Blockchain Technology: Prospects and Challenges



From UPSC perspective, the following things are important :

Prelims level : Cryptocurrencies and Legal Tender Currency

Mains level : Need for Cryptocurrencies regulation

With cryptocurrencies such as Bitcoin gaining popularity among citizens, the Centre has been compelled to take a stance on the legal status of cryptocurrencies.


  • The Union Government is said to be considering a proposal to tax cryptocurrency transactions in the country.
  • The move would bring cryptocurrency trading, which has till date happened outside the ambit of the law, into the formal economy.

Defying RBI ban

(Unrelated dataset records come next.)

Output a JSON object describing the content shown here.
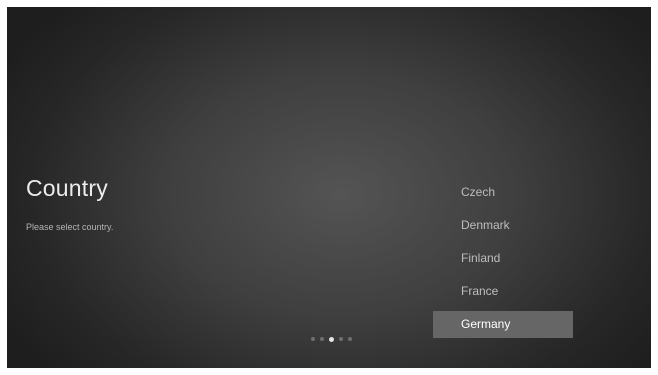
{
  "page": {
    "title": "Country",
    "subtitle": "Please select country."
  },
  "countries": {
    "items": [
      {
        "label": "Czech",
        "selected": false
      },
      {
        "label": "Denmark",
        "selected": false
      },
      {
        "label": "Finland",
        "selected": false
      },
      {
        "label": "France",
        "selected": false
      },
      {
        "label": "Germany",
        "selected": true
      }
    ],
    "selected_label": "Germany"
  },
  "pager": {
    "total_steps": 5,
    "current_step": 3
  },
  "colors": {
    "background_center": "#545454",
    "background_edge": "#1e1e1e",
    "selected_highlight": "#666666",
    "active_dot": "#e6e6e6",
    "inactive_dot": "#6e6e6e"
  }
}
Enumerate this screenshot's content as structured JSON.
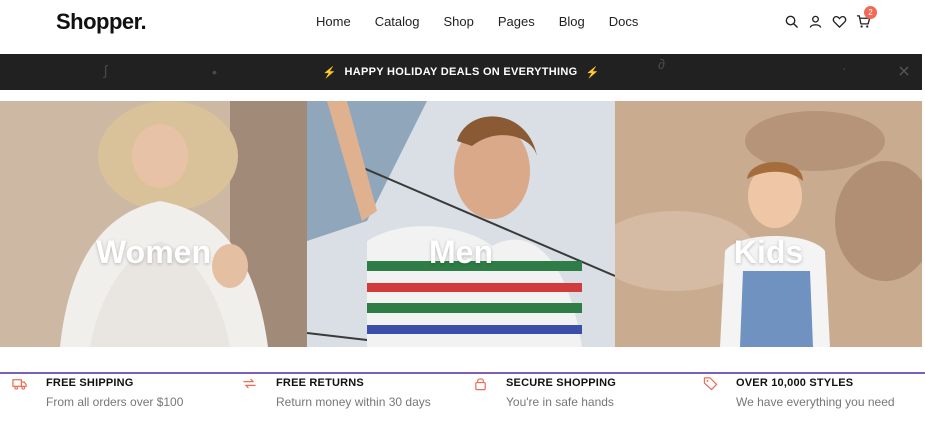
{
  "header": {
    "logo": "Shopper.",
    "nav": [
      "Home",
      "Catalog",
      "Shop",
      "Pages",
      "Blog",
      "Docs"
    ],
    "icons": [
      "search-icon",
      "user-icon",
      "heart-icon",
      "cart-icon"
    ],
    "cart_count": "2"
  },
  "promo": {
    "text": "HAPPY HOLIDAY DEALS ON EVERYTHING",
    "icon": "lightning-icon",
    "accent": "#f5a623",
    "background": "#212121"
  },
  "categories": [
    {
      "label": "Women"
    },
    {
      "label": "Men"
    },
    {
      "label": "Kids"
    }
  ],
  "features": [
    {
      "icon": "truck-icon",
      "title": "FREE SHIPPING",
      "subtitle": "From all orders over $100"
    },
    {
      "icon": "refresh-icon",
      "title": "FREE RETURNS",
      "subtitle": "Return money within 30 days"
    },
    {
      "icon": "lock-icon",
      "title": "SECURE SHOPPING",
      "subtitle": "You're in safe hands"
    },
    {
      "icon": "tag-icon",
      "title": "OVER 10,000 STYLES",
      "subtitle": "We have everything you need"
    }
  ],
  "colors": {
    "accent": "#f06a56",
    "divider": "#7a5fc0"
  }
}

  • RBI has been vehemently opposed to the idea of legalizing cryptocurrencies.
  • It had banned financial institutions such as banks from facilitating transactions involving cryptocurrencies back in 2018.
  • The RBI’s order was overturned by the Supreme Court in 2020, and this led to a tremendous surge in cryptocurrency transactions through exchanges.

Why did RBI propose a ban?

  • Financial stability: The RBI has characterized private cryptocurrencies as a threat to financial stability.
  • Threat to the sovereignty of Rupee: It perceives cryptocurrencies rise as a threat to the sovereignty of the rupee.
  • Beyond regulatory scope: The widespread acceptance of cryptocurrencies could interfere with the ability of the RBI to conduct monetary policy effectively.
  • Digital currency in the pipeline: It should be noted that RBI and other central banks are also looking to come up with digital versions of their own currencies.
  • Competition of currencies: The rupee or central bank digital currencies may not be able to outcompete cryptocurrencies just because they are digital.

Legislative opinion on Cryptocurrencies

  • Not in favour of ban: This week, a Parliamentary Standing Committee recommended that cryptocurrencies be regulated rather than banned.
  • Making a legal framework: The Government is also expected to table a bill that clarifies its position on cryptocurrencies in Parliament next year.
  • Taxing cryptocurrencies: There is a proposal to classify cryptocurrency exchanges as e-commerce platforms and tax them under the GST framework comes.

Why has the Government chosen to regulate rather than ban cryptocurrencies?

  • Popularity amongst Public: The growing popularity of cryptocurrencies among citizens may have played a role in the Government opting for regulation over an outright ban.
  • Lack of evident threat: There is no clear evidence of the misuse of cryptocurrencies and their risks.
  • Boosting with policy: The Union govt may also not want to kill the nascent cryptocurrency industry which many believe can be a hub for financial innovation.
  • Revenue generation: Fiscal revenues can be adversely impacted by the increased tax evasion opportunities that crypto-currencies can facilitate.
  • Capitalizing the market: The govt wants to capitalise on the recent surge in the usage of cryptocurrencies to tax them and shore up its revenues.
  • Financial innovation: Blockchain technology has multiple uses beyond just facilitating cryptocurrency transactions.

Issues with the ban

  • Brain-Drain: Ban of cryptocurrencies is most likely to result in an exodus of both talent and business from India, similar to what happened after the RBI’s 2018 ban.
  • Capital inflows will be restricted: If cryptos begin to get mined onshore, they will induce capital inflows.
  • Killing financial innovation: A ban will deprive India, its entrepreneurs and citizens of a transformative technology that is being rapidly adopted across the world.

Other generic concerns:

  • Safety (cyber-attacks and fraud)
  • Financial integrity (money laundering and evasion of capital controls)
  • Energy usage (outsized energy needs to mine cryptos)

Way forward

  • Thus it can be inferred that cryptocurrency is better classified as an asset rather than as a currency, in order to gain acceptance and avoid a ban.


  • There is no doubt that the acceptance of cryptocurrencies by the Government is likely to be limited.
  • While cryptocurrencies may be accepted as speculative assets, it is highly unlikely that they will be accepted as full-fledged currencies competing against the rupee.


UPSC 2022 countdown has begun! Get your personal guidance plan now! (Click here)

Get an IAS/IPS ranker as your 1: 1 personal mentor for UPSC 2024

Attend Now

Notify of
Inline Feedbacks
View all comments


Join us across Social Media platforms.

💥💥[Course]Smash Ethics by AIR 48, Ethics Topper 133 marks.
This is default text for notification bar